Tally the lines below that contain the word "iConnect", and give only that number.

Component data from apps and pages

================================

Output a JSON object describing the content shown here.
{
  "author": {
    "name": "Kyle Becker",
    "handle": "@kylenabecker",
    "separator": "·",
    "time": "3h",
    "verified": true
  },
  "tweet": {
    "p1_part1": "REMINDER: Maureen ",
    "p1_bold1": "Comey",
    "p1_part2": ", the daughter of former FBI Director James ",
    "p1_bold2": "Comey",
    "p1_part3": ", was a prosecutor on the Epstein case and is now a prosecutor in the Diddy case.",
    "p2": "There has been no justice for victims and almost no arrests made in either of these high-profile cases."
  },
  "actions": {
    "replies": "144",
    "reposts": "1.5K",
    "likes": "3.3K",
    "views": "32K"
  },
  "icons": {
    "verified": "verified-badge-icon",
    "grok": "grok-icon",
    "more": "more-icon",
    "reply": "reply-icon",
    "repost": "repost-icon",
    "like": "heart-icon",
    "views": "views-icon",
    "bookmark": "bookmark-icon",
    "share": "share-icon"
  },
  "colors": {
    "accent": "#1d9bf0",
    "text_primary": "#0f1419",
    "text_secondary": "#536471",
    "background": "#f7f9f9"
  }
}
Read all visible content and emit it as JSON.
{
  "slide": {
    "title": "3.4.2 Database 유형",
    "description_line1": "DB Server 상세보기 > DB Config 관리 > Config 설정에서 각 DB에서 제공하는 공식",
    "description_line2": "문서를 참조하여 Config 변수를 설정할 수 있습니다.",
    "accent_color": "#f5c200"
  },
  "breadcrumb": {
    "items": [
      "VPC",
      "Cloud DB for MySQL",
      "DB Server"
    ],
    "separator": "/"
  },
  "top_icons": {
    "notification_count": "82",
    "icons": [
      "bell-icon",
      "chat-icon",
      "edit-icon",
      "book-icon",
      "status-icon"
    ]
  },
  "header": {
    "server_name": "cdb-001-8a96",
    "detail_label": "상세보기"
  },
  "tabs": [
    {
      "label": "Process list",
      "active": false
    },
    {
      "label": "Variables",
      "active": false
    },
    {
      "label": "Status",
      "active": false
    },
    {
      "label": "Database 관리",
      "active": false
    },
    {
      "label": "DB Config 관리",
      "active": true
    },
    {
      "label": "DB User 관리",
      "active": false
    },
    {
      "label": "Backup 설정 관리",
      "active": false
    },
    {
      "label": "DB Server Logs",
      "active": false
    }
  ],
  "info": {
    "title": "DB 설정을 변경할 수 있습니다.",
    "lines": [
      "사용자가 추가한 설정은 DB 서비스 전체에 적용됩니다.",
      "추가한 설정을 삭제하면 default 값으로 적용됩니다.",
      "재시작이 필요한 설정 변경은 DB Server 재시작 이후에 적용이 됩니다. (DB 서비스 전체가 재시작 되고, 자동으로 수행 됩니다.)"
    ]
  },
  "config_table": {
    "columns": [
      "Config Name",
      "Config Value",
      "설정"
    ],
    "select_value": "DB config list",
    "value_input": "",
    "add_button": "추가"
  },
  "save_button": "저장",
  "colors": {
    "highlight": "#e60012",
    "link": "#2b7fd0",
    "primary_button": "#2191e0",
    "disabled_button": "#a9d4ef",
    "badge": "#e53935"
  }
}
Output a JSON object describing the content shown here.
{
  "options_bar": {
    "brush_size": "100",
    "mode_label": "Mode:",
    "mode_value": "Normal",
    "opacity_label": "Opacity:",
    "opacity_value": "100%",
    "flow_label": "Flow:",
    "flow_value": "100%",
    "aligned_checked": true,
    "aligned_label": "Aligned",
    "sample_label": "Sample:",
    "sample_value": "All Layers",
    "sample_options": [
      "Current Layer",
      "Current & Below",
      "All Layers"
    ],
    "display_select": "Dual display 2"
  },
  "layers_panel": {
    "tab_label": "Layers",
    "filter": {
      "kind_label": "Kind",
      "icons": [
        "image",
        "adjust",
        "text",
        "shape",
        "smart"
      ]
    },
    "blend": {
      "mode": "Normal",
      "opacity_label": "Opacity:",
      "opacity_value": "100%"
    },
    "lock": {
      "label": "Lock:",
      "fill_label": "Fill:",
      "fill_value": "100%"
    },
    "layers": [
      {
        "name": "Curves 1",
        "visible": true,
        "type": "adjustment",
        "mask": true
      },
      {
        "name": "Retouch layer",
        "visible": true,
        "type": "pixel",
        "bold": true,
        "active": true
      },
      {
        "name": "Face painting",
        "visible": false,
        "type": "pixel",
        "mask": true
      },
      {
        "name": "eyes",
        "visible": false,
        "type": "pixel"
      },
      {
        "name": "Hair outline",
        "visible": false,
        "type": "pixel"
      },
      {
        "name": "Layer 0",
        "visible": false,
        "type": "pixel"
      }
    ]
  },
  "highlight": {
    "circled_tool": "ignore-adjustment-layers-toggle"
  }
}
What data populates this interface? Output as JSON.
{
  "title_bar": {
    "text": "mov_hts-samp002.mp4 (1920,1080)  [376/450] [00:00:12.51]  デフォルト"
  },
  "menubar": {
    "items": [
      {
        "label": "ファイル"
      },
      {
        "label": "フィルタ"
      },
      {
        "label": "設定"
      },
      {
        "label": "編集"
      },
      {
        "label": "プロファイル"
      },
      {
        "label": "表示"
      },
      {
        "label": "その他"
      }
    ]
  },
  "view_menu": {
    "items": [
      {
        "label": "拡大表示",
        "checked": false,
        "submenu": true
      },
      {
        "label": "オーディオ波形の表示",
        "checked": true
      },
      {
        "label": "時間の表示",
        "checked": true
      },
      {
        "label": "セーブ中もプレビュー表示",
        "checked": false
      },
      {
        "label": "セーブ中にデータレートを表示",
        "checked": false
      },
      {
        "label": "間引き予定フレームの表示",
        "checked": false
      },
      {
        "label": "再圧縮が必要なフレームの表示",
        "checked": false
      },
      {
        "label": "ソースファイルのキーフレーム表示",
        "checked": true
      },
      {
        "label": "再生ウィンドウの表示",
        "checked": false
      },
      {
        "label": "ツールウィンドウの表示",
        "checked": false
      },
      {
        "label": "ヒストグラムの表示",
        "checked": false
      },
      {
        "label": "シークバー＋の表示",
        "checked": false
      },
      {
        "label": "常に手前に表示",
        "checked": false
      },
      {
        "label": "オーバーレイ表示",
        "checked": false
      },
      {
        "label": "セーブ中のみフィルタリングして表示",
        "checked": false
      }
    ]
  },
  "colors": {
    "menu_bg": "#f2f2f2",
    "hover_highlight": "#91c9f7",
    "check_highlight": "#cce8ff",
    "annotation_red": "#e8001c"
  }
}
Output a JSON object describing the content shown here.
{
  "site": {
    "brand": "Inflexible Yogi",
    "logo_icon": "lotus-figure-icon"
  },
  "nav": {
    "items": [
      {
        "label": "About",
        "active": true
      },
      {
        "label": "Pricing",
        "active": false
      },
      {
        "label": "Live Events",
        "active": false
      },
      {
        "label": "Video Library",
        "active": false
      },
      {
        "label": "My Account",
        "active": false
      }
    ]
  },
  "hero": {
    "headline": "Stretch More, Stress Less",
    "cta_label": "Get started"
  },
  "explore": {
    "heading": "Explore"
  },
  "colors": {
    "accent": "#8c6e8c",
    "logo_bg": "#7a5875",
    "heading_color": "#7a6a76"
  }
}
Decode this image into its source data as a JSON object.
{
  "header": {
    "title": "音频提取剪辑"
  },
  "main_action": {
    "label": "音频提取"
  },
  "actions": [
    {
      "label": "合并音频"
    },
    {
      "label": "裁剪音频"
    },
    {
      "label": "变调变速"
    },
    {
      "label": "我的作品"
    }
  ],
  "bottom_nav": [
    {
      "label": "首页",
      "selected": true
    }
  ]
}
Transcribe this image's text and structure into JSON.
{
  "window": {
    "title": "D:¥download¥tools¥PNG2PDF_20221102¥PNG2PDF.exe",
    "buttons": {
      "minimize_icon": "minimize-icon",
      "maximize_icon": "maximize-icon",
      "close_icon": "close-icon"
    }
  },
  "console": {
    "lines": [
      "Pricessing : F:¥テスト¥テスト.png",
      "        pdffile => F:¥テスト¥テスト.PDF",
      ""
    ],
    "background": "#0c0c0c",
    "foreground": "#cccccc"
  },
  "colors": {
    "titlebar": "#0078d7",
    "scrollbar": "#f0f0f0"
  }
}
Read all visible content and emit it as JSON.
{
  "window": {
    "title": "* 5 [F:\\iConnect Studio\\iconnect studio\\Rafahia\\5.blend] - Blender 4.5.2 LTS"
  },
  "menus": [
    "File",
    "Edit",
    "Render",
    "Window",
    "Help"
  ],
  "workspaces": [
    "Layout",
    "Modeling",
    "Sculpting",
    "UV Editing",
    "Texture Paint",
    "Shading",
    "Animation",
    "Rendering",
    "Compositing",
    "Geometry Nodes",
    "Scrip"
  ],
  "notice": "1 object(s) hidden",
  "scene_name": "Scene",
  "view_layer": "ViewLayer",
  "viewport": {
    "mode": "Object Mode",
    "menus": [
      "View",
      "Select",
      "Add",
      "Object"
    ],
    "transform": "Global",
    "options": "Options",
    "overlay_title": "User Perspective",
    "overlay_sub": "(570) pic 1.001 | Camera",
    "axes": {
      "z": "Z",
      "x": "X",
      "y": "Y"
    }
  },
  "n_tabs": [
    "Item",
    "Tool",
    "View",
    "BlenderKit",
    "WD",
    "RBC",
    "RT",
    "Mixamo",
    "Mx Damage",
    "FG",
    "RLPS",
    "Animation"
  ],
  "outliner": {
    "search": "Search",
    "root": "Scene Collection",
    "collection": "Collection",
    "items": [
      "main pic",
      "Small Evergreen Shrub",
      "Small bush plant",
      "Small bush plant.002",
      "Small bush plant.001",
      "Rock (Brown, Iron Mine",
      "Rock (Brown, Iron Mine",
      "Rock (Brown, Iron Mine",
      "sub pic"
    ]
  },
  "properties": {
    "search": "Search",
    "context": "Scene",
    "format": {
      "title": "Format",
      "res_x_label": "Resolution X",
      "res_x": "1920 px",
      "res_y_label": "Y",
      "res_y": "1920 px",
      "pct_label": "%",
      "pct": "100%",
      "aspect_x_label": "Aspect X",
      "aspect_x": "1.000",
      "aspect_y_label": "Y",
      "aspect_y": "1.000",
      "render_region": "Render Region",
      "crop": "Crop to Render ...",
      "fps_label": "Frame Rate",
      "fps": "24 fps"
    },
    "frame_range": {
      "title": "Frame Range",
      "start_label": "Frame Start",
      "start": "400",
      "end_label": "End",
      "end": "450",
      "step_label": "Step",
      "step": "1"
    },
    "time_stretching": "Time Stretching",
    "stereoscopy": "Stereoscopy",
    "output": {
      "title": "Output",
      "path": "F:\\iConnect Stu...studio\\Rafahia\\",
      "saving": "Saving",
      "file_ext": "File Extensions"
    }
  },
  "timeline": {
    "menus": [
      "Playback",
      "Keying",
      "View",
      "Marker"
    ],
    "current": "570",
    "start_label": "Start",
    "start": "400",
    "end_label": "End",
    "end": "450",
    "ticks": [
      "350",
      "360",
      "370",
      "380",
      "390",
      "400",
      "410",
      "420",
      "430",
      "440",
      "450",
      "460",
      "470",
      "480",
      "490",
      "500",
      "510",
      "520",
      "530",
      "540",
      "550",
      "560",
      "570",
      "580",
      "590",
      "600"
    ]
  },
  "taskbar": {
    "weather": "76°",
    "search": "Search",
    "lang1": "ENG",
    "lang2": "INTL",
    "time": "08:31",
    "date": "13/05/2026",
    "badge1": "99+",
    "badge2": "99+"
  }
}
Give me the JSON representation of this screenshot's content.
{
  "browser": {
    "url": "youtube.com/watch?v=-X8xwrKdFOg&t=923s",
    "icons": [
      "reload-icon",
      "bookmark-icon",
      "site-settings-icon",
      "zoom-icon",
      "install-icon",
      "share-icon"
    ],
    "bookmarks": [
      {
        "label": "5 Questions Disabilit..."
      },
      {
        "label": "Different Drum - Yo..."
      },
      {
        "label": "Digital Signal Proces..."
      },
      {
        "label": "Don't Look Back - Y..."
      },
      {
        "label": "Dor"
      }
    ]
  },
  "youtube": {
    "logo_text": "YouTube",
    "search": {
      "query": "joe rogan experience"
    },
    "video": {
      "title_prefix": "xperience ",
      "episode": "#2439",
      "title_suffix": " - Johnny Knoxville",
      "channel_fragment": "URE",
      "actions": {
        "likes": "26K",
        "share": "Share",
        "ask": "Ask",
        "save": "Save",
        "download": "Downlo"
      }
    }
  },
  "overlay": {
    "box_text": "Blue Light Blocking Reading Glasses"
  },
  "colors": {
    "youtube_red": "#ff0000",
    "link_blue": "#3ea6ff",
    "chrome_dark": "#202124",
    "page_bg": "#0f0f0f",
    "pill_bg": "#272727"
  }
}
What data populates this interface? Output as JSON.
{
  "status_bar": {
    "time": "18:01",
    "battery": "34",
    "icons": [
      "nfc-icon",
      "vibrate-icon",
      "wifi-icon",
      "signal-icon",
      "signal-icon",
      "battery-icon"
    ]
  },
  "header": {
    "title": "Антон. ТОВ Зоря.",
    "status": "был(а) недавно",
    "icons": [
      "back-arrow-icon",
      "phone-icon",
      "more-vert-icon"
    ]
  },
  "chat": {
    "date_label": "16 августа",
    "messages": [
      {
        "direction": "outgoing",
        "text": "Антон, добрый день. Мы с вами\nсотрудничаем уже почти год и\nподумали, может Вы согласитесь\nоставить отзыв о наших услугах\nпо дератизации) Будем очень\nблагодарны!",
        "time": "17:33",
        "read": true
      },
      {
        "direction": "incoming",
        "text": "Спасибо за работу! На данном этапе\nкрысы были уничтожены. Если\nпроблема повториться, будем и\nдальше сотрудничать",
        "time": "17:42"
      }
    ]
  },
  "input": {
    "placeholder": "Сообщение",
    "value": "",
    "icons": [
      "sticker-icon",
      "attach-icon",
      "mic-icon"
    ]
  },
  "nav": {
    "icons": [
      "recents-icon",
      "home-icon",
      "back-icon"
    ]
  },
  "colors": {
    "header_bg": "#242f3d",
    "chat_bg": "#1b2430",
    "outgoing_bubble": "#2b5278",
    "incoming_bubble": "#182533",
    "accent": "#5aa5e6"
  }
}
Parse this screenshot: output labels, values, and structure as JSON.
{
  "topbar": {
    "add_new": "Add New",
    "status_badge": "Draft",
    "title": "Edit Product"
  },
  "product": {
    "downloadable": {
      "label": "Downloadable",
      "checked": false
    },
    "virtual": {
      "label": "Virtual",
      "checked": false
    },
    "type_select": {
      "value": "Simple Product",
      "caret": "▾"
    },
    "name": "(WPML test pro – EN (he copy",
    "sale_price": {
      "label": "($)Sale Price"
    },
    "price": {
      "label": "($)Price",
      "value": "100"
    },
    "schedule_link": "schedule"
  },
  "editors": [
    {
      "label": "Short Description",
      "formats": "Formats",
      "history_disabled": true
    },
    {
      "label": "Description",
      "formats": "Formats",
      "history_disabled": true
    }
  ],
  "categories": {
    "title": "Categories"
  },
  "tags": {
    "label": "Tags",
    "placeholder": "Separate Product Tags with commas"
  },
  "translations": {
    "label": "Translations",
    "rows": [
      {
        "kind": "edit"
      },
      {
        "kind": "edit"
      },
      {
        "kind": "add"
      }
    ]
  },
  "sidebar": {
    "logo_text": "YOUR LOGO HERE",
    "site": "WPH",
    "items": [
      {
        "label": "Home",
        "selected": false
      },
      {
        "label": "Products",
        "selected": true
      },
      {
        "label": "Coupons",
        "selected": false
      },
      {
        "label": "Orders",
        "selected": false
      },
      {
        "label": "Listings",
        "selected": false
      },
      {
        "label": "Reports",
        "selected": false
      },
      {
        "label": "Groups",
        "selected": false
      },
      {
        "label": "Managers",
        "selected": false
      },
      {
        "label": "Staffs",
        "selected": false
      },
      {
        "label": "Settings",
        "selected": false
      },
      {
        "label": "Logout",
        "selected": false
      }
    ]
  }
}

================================

TASK OUTPUT
2